3. What are the strengths (i.e. unique, beautiful, timeless, bold, etc.) of these artwork proposals?
4. What are the weaknesses of these artwork proposals?
5. Will these artworks be enjoyed by people of all ages and backgrounds?
6. How well do these artworks fit in to the Subway platform setting and surrounding neighborhood?
7. Additional comments.
To download these questions in a Word Document click here.
OVERVIEW OF THE ARTIST SELECTION PROCESS:
In November 2011, the Arts Commission advertised a Request for Qualifications nationally for artists to be considered for this project. The call was open to professional, practicing artists residing within the United States. The Arts Commission received 69 applications, which were screened for minimum qualifications. Staff presented the pool of qualified applicants to a selection panel in January 2012 consisting of: two community representatives; the Central Subway Program Director; a San Francisco County Transportation Authority Representative; the Project Architect; an arts professional; and an Arts Commissioner.
Through this process the panel identified a shortlist of finalists who were invited to produce artwork proposals for the 4th and Brannan station platform. The short list includes the following artists: David Boyer, Joyce Hsu, Moto Ohtake, and the artist team of Peter Richards & Andrew Forrest. Each of the artists spent six weeks developing their proposals, which are on view from April 17 to 29 at the Mission Bay Branch Library and on the Arts Commission website for public comment. Comments will be summarized and shared with the Artist Selection Panel prior to the final panel meeting.
At the final selection panel meeting, the panelists will interview each of the four finalists, discuss their proposals, and then decide which artist/proposal to recommend to the Arts Commission for final approval.

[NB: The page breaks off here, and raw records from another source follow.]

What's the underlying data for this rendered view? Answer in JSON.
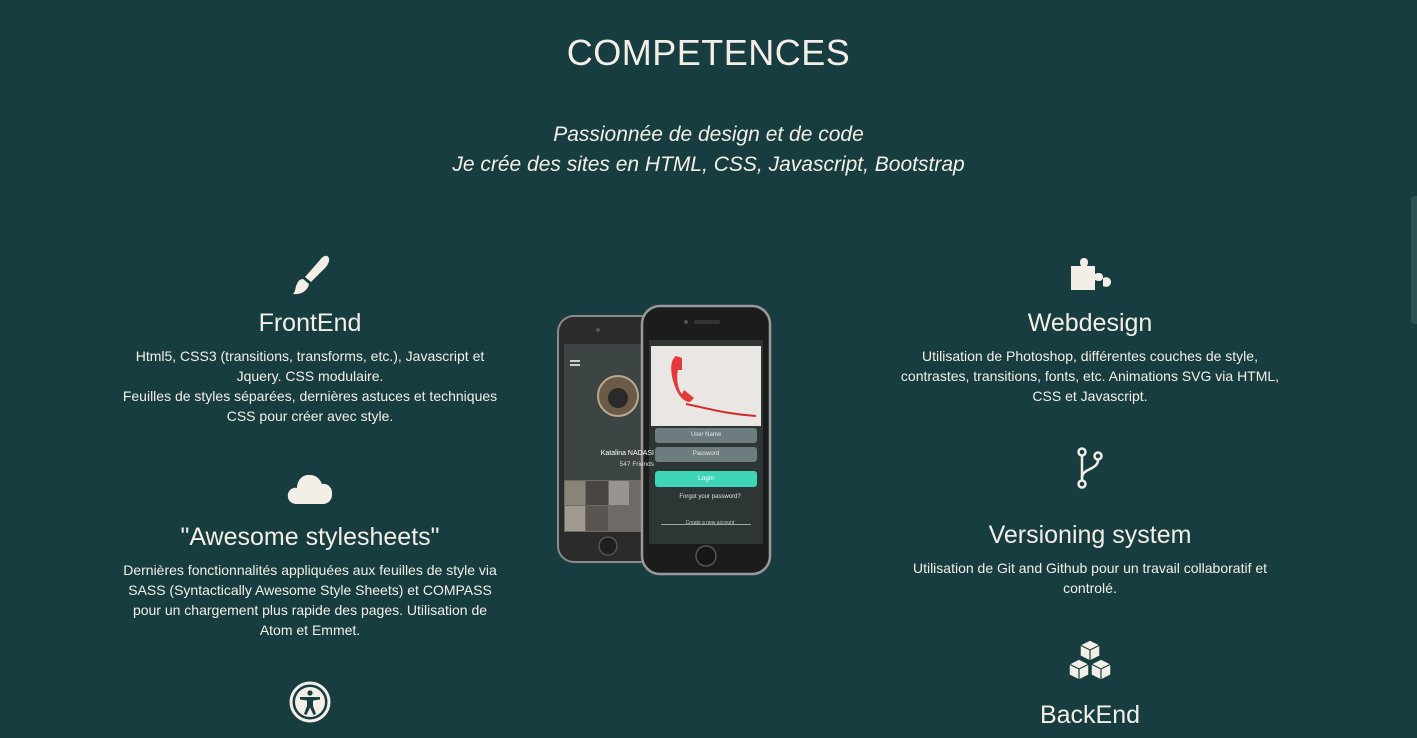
{
  "section": {
    "title": "COMPETENCES",
    "tagline_line1": "Passionnée de design et de code",
    "tagline_line2": "Je crée des sites en HTML, CSS, Javascript, Bootstrap"
  },
  "skills": {
    "frontend": {
      "icon": "paintbrush-icon",
      "title": "FrontEnd",
      "line1": "Html5, CSS3 (transitions, transforms, etc.), Javascript et Jquery. CSS modulaire.",
      "line2": "Feuilles de styles séparées, dernières astuces et techniques CSS pour créer avec style."
    },
    "stylesheets": {
      "icon": "cloud-icon",
      "title": "\"Awesome stylesheets\"",
      "desc": "Dernières fonctionnalités appliquées aux feuilles de style via SASS (Syntactically Awesome Style Sheets) et COMPASS pour un chargement plus rapide des pages. Utilisation de Atom et Emmet."
    },
    "accessibility": {
      "icon": "accessibility-icon"
    },
    "webdesign": {
      "icon": "puzzle-icon",
      "title": "Webdesign",
      "desc": "Utilisation de Photoshop, différentes couches de style, contrastes, transitions, fonts, etc. Animations SVG via HTML, CSS et Javascript."
    },
    "versioning": {
      "icon": "git-branch-icon",
      "title": "Versioning system",
      "desc": "Utilisation de Git and Github pour un travail collaboratif et controlé."
    },
    "backend": {
      "icon": "cubes-icon",
      "title": "BackEnd"
    }
  },
  "mockup": {
    "profile_name": "Katalina NADASI",
    "profile_friends": "547 Friends",
    "field_username": "User Name",
    "field_password": "Password",
    "login_label": "Login",
    "forgot_label": "Forgot your password?",
    "create_label": "Create a new account",
    "accent": "#3fd6b8"
  },
  "colors": {
    "background": "#173d40",
    "text": "#f4efe6"
  }
}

The final selection panel meeting will take place on Monday, May 1, 2012 from 11:30 a.m. to 1:00 p.m. at San Francisco City Hall, located at 1 Dr. Carlton B. Goodlett Place, Room 421. (The meeting date is subject to change.) All artist selection panel meetings are open to the public. Please visit the Arts Commission website for any updates to the meeting schedule at: http://www.sfartscommission.org/pubartcollection/ under the Meeting and Events section.